Check every line below for the word "this" and copy each one that has it.

GIVEN INFORMATION >>
——————

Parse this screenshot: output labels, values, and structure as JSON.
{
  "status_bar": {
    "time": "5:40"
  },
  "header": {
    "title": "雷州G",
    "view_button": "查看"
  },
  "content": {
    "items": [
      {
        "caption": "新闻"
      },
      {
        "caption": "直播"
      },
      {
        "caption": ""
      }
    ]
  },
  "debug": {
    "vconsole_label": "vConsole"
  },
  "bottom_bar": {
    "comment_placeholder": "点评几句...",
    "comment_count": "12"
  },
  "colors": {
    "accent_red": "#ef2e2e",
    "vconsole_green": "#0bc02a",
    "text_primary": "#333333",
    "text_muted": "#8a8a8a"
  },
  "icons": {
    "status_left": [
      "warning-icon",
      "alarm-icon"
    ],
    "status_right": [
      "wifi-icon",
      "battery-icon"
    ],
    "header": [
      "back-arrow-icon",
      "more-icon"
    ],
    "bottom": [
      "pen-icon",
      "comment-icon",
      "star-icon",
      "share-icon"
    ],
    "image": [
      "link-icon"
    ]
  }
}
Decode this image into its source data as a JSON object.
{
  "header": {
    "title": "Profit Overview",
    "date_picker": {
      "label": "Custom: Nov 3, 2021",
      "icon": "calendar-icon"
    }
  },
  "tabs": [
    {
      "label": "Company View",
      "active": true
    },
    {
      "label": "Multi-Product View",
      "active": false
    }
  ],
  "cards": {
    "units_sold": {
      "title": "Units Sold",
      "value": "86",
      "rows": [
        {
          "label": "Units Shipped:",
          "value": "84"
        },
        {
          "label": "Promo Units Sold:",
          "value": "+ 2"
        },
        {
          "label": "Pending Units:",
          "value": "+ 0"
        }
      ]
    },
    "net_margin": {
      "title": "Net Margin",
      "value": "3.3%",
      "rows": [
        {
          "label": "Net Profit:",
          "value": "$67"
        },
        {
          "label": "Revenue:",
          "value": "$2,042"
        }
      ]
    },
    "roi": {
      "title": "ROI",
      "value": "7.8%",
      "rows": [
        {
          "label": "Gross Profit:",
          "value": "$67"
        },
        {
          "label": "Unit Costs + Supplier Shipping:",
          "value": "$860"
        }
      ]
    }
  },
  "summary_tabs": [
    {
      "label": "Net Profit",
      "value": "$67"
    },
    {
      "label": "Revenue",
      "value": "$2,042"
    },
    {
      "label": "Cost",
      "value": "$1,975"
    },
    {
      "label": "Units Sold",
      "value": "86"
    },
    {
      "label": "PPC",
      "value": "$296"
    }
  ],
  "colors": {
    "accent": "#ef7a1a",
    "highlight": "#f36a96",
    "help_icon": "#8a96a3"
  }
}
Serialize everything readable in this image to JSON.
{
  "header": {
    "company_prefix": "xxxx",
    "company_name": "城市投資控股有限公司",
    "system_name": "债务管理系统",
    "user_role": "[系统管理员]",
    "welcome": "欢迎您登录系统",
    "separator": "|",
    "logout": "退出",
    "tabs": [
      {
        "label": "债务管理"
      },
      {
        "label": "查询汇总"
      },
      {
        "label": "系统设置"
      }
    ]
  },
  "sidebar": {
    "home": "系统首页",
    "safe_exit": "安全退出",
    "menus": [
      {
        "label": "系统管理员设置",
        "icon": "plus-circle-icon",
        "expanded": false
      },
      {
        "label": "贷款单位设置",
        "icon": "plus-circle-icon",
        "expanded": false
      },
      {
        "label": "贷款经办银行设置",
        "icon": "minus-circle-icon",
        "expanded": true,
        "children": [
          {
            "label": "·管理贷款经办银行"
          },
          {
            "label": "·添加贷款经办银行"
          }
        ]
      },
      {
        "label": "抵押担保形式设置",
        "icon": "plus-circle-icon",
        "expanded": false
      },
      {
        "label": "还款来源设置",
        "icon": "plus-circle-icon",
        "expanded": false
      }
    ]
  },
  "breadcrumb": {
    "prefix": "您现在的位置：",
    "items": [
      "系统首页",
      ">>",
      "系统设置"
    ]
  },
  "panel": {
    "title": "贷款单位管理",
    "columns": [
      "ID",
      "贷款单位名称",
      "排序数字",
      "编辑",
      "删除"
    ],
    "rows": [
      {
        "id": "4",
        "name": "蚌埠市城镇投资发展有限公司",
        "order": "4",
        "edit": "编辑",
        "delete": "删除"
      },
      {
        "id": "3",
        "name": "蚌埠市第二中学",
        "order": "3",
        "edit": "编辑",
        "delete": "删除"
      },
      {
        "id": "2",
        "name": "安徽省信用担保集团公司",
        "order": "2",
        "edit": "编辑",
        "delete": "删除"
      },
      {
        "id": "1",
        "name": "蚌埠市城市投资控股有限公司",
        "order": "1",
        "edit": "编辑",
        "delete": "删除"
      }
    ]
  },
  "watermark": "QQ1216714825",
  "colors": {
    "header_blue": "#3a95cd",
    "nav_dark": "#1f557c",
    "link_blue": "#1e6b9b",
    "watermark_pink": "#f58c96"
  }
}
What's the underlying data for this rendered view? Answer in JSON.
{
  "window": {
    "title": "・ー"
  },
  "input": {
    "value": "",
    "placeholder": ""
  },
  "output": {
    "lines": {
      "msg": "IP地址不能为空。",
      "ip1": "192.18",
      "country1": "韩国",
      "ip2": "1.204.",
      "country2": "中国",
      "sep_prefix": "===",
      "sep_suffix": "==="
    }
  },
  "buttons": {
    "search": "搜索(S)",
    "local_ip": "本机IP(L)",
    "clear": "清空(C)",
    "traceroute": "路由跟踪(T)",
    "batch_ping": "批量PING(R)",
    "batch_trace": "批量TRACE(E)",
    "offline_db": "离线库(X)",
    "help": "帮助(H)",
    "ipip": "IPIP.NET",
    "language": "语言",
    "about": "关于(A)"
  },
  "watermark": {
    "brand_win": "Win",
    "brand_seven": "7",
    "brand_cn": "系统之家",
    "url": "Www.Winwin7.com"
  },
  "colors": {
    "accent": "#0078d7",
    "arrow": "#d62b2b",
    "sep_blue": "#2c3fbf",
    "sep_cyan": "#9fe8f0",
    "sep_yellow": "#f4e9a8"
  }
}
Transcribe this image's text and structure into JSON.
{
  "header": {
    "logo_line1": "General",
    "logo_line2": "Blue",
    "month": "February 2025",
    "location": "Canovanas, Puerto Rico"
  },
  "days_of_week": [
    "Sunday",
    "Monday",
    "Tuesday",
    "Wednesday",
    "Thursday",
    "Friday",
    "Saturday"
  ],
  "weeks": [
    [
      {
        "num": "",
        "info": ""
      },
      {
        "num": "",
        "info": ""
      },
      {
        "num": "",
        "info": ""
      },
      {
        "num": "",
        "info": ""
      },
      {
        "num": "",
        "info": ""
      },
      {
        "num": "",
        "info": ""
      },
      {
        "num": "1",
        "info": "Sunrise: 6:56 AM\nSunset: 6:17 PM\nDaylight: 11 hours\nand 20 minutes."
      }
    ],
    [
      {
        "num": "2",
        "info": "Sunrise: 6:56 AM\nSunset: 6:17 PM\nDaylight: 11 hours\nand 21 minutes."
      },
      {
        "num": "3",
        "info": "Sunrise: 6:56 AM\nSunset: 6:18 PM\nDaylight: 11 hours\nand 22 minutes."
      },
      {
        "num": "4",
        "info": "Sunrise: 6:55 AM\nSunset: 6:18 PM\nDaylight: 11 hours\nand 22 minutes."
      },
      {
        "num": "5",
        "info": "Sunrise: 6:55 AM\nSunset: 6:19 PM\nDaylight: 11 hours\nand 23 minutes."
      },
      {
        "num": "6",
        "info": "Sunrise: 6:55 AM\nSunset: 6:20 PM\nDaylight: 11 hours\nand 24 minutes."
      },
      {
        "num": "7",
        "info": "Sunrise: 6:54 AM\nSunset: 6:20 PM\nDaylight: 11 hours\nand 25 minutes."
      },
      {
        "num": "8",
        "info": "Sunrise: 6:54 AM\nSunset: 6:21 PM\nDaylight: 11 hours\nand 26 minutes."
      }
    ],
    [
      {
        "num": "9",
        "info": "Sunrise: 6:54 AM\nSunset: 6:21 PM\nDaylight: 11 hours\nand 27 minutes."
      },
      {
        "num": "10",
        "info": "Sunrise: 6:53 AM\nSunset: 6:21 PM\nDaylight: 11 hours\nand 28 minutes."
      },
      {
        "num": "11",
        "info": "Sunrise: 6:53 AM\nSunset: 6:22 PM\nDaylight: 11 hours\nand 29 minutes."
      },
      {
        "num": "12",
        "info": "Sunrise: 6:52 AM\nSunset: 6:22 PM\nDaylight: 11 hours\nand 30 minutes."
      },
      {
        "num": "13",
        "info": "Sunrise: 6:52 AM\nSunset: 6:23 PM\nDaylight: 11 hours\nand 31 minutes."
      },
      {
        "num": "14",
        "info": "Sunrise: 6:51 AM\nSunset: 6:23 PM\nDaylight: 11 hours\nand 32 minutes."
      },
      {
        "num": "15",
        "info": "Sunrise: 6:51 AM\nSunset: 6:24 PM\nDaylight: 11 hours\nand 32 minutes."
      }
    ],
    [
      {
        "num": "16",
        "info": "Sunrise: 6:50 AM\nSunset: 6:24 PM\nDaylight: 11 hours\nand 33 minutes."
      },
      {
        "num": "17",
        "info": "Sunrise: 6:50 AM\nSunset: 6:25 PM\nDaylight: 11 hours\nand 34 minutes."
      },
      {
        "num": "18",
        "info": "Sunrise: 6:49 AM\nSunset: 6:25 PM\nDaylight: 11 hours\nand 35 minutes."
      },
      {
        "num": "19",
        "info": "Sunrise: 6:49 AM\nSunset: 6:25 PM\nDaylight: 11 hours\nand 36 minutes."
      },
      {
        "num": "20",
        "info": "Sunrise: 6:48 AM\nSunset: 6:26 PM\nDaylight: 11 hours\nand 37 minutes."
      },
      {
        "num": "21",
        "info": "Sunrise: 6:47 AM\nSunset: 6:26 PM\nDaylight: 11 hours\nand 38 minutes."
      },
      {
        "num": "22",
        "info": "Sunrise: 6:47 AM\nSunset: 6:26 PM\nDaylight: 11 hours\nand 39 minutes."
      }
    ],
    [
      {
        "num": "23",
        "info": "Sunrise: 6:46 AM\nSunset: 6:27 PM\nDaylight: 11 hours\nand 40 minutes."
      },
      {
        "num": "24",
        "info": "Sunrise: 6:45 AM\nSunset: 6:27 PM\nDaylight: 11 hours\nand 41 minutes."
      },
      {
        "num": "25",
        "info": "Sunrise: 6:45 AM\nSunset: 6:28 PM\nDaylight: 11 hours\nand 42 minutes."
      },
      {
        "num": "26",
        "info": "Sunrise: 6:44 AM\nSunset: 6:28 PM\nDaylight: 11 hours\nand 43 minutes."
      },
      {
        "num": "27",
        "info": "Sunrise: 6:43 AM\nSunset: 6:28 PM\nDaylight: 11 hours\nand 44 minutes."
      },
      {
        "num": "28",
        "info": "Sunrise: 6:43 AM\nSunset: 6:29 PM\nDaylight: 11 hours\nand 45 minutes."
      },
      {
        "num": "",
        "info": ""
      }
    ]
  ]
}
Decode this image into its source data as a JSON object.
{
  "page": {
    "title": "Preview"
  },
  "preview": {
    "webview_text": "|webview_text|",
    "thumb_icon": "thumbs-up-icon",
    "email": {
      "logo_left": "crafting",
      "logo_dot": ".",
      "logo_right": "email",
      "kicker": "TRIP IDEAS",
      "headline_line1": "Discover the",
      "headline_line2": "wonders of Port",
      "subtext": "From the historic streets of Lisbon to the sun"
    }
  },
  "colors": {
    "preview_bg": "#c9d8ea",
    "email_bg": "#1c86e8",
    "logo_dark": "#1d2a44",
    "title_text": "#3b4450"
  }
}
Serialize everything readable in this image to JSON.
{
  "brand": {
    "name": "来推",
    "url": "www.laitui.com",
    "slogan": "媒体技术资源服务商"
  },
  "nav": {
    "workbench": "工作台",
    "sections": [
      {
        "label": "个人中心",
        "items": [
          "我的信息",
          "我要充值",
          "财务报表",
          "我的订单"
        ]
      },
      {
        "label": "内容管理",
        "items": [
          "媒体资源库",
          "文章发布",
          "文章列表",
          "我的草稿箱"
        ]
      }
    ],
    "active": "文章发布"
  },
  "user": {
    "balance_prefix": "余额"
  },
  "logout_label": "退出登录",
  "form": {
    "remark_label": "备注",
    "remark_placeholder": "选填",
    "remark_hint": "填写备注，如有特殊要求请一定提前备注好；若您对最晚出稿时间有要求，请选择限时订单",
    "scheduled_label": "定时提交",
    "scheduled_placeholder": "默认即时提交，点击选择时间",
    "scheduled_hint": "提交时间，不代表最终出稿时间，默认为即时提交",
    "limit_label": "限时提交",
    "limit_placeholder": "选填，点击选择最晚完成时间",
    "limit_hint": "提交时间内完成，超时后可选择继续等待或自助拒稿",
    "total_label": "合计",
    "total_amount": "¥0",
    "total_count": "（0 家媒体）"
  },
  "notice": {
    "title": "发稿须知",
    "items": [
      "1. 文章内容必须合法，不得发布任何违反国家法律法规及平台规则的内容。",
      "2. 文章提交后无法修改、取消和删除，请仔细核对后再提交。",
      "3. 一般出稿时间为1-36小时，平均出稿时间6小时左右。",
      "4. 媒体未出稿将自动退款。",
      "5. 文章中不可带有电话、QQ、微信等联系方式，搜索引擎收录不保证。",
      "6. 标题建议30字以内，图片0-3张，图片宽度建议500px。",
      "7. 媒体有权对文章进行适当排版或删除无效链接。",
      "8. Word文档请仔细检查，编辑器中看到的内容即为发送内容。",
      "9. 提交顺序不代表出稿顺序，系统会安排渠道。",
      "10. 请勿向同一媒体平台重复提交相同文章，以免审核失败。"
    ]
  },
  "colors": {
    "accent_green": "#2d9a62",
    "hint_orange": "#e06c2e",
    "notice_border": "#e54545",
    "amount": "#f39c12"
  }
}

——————

REPLY TO THE TASK >>
Parse this screenshot: output labels, values, and structure as JSON.
Decode this image into its source data as a JSON object.
Serialize everything readable in this image to JSON.
What's the underlying data for this rendered view? Answer in JSON.
Transcribe this image's text and structure into JSON.
Decode this image into its source data as a JSON object.
Serialize everything readable in this image to JSON.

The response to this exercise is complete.